- Research area
Push the Frontiers of Offshore Wind Technology
University of Sheffield
- Research project
Data assimilation for wake-wake interactions
- Lead supervisor
- PhD Student
- Supervisory Team
Dr Ashley Willis (Senior Lecturer - School of Mathematics and Statistics, University of Sheffield)
Dr Charlie Lloyd (Leverhulme Early Career Research Fellow, Energy and Environment Institute, University of Hull)
This Research Project is part of the Aura CDT’s Predicting Offshore Wind wake interactions for Energy and the enviRonment (POWER) Cluster.
Large scale wind farms often consist of hundreds of wind turbines with diameters going up to hundreds of metres. The wakes generated by these turbines interact with each other. The accurate modelling of the interaction between the wakes can have significant impact on our ability to optimise the operations of large wind farms and maximise their energy output.
Models of different levels of fidelity are developed in parallel to model wake-wake interactions. Novel semi-analytical wake models provide efficient estimate of the key mean features. High-fidelity simulations such as large eddy simulations (LES) can provide highly resolved three-dimensional turbulence, which are often used to understand the underlying physicsof the flows and to provide detailed databases for the calibration of engineering models.
Some recent research has focused on controlling wind farms for power generation optimisation or power tracking, as wind energy gradually becomes main source of electric power. For example, Bastankhah and Porte-Agel show that yaw angle control can increase power by 17%. However, the control algorithms often introduce additional unsteady modulation to the wakes. For example, it was found by Munters and Meyers that the optimal yaw and induction control strongly oscillates in time. To capture accurately the impact of the unsteadiness is the new challenge for large eddy simulations as well as other modelling approaches, which has not been fully accounted for. For example, Lin, M. and Porte-Agel, F. shows that the usual ADM and ALM models perform poorly in simulations with active yaw control. More generally, as stated in the recent review by Shapiro et.al. on the topic: “Computational approaches that enable higher-fidelity representations under the rapidly changing behaviour of a controlled wind farm remain an ongoing challenge”.

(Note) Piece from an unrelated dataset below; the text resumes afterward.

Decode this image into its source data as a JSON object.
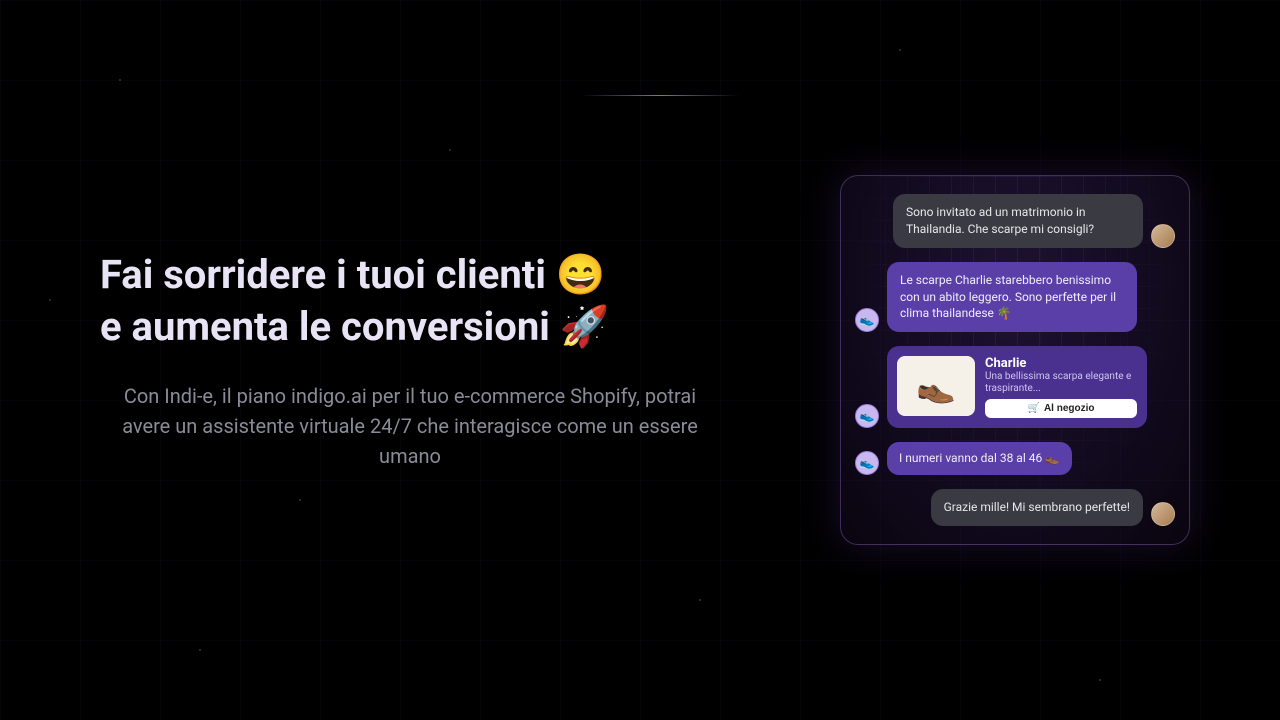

The scientific question behind these new challenges is how to model or parametrise the non-equilibrium features in the wakes (which in this case are introduced or amplified by the controls). This question has long been at the core of wind farm modelling and is one of the main questions being addressed by this cluster. This project intends to focus on a data driven approach, taking advantage of the availability of wind tunnel as well as field data that have been accumulated rapidly. The aim is to synthesise data assimilation (DA) techniques with LES to develop a modelling approach that will improve the understanding and prediction of wake-wake interactions. The application of data assimilation in the context of LES has received only limited research; many questions remain open. The project is composed of several inter-connected objectives.
- Assessing the deficits of current LES models in the simulations of controlled wind farms.
- In order to effectively and consistently synthesise data with LES, we will investigate the sensitivity of the wakes with respect to the data. Data enrichment or reduction might be necessary.
- Developing ensemble Kalman filter (EnKF) based methods to improve subgrid-scale modelling as well as LES prediction for unsteady wake-wake interactions.